— ABOUT THIS TASK —
As you look over the data below, please find each line where the word "name" appears, then copy it.

*** DATASET EXCERPTS ***

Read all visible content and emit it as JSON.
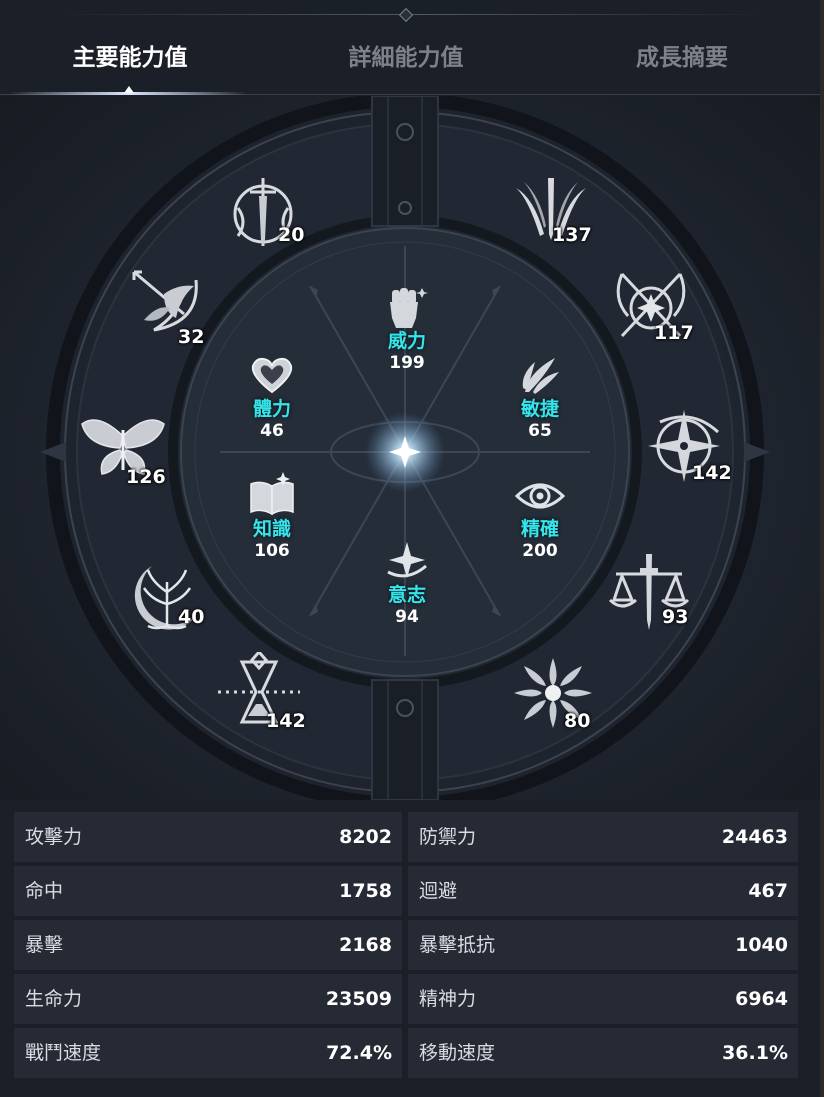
{
  "tabs": [
    {
      "label": "主要能力值",
      "active": true
    },
    {
      "label": "詳細能力值",
      "active": false
    },
    {
      "label": "成長摘要",
      "active": false
    }
  ],
  "outer_stats": [
    {
      "icon": "sword-crest-icon",
      "value": "20"
    },
    {
      "icon": "winged-blades-icon",
      "value": "137"
    },
    {
      "icon": "bird-arrow-icon",
      "value": "32"
    },
    {
      "icon": "crossed-scythes-icon",
      "value": "117"
    },
    {
      "icon": "butterfly-icon",
      "value": "126"
    },
    {
      "icon": "star-compass-icon",
      "value": "142"
    },
    {
      "icon": "tree-moon-icon",
      "value": "40"
    },
    {
      "icon": "scales-dagger-icon",
      "value": "93"
    },
    {
      "icon": "hourglass-icon",
      "value": "142"
    },
    {
      "icon": "radiant-sun-icon",
      "value": "80"
    }
  ],
  "inner_stats": [
    {
      "icon": "fist-icon",
      "name": "威力",
      "value": "199"
    },
    {
      "icon": "heart-icon",
      "name": "體力",
      "value": "46"
    },
    {
      "icon": "wind-feather-icon",
      "name": "敏捷",
      "value": "65"
    },
    {
      "icon": "open-book-icon",
      "name": "知識",
      "value": "106"
    },
    {
      "icon": "eye-icon",
      "name": "精確",
      "value": "200"
    },
    {
      "icon": "spark-orbit-icon",
      "name": "意志",
      "value": "94"
    }
  ],
  "combat_stats": [
    {
      "label": "攻擊力",
      "value": "8202"
    },
    {
      "label": "防禦力",
      "value": "24463"
    },
    {
      "label": "命中",
      "value": "1758"
    },
    {
      "label": "迴避",
      "value": "467"
    },
    {
      "label": "暴擊",
      "value": "2168"
    },
    {
      "label": "暴擊抵抗",
      "value": "1040"
    },
    {
      "label": "生命力",
      "value": "23509"
    },
    {
      "label": "精神力",
      "value": "6964"
    },
    {
      "label": "戰鬥速度",
      "value": "72.4%"
    },
    {
      "label": "移動速度",
      "value": "36.1%"
    }
  ],
  "colors": {
    "accent_cyan": "#34e6ec",
    "panel_bg": "#1b1f27",
    "row_bg": "#262a34",
    "tab_inactive": "#7c818b"
  }
}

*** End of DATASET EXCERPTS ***

— RESULT OF THIS EXERCISE —
      "name": "威力",
      "name": "體力",
      "name": "敏捷",
      "name": "知識",
      "name": "精確",
      "name": "意志",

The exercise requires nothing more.